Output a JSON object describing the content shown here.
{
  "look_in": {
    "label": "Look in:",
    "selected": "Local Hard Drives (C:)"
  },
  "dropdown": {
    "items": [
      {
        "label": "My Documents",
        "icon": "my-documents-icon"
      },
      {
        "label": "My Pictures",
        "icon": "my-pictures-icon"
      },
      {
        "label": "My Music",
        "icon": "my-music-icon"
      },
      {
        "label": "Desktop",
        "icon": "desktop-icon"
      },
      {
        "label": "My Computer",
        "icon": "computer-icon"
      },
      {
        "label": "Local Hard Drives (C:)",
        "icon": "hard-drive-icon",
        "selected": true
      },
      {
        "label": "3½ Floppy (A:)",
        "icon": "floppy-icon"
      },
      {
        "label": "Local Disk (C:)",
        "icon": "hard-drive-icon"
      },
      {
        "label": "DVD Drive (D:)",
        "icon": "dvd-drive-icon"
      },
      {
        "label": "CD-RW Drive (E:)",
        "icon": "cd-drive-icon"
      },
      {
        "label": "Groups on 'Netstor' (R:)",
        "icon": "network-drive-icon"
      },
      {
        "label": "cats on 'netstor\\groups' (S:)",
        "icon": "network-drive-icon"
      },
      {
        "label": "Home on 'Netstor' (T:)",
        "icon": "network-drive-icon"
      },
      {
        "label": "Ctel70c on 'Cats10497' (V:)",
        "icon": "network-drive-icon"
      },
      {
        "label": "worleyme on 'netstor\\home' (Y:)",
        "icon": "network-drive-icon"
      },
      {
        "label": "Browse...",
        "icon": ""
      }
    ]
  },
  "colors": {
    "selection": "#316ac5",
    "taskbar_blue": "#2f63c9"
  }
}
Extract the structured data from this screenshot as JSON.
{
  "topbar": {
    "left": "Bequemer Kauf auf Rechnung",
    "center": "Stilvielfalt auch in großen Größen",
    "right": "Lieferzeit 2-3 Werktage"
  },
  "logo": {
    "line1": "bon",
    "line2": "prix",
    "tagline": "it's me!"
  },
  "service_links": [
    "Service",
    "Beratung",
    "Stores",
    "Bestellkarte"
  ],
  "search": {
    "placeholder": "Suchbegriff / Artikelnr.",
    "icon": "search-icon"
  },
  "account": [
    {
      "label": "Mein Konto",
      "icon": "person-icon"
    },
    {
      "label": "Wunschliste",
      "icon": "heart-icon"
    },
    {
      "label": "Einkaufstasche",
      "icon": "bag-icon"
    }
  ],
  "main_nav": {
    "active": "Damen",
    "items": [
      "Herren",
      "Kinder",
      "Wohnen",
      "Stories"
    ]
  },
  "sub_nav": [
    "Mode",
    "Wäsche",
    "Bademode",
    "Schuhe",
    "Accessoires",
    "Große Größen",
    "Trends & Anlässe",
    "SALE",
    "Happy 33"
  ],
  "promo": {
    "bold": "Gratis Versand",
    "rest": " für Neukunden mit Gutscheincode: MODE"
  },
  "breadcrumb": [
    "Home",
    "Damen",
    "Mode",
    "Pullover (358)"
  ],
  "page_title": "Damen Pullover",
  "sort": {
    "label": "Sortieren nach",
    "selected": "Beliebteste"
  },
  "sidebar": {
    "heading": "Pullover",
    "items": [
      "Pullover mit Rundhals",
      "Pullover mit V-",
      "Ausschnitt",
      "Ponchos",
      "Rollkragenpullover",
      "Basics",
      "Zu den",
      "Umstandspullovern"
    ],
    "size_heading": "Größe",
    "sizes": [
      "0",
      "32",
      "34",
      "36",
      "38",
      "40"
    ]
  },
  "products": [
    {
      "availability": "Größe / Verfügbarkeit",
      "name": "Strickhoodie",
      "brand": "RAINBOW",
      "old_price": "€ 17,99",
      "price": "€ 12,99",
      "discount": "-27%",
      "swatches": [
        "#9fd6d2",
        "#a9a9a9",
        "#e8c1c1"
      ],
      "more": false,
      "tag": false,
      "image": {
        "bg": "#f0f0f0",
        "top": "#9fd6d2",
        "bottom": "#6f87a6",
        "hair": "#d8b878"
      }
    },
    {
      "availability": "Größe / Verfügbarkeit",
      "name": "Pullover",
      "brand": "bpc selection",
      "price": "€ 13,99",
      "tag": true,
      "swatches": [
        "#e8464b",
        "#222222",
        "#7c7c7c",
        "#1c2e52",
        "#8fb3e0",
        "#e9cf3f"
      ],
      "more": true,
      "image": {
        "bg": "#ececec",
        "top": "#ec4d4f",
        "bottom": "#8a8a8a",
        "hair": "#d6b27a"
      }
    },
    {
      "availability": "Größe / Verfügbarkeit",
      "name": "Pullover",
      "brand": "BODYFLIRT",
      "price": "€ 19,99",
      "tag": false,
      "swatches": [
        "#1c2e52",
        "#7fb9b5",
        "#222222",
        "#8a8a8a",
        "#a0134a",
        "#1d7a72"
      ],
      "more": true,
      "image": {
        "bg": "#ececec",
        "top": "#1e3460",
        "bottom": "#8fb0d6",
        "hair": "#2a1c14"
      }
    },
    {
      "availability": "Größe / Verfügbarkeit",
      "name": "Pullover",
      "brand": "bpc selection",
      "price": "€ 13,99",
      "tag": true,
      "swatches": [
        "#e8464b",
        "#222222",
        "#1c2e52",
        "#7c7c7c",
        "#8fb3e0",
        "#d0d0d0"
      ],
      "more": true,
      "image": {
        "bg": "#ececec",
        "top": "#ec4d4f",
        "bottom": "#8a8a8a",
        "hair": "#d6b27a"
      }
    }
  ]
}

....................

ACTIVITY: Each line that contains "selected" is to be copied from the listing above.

RESPONSE FOR THIS EXERCISE:
    "selected": "Local Hard Drives (C:)"
        "selected": true
    "selected": "Beliebteste"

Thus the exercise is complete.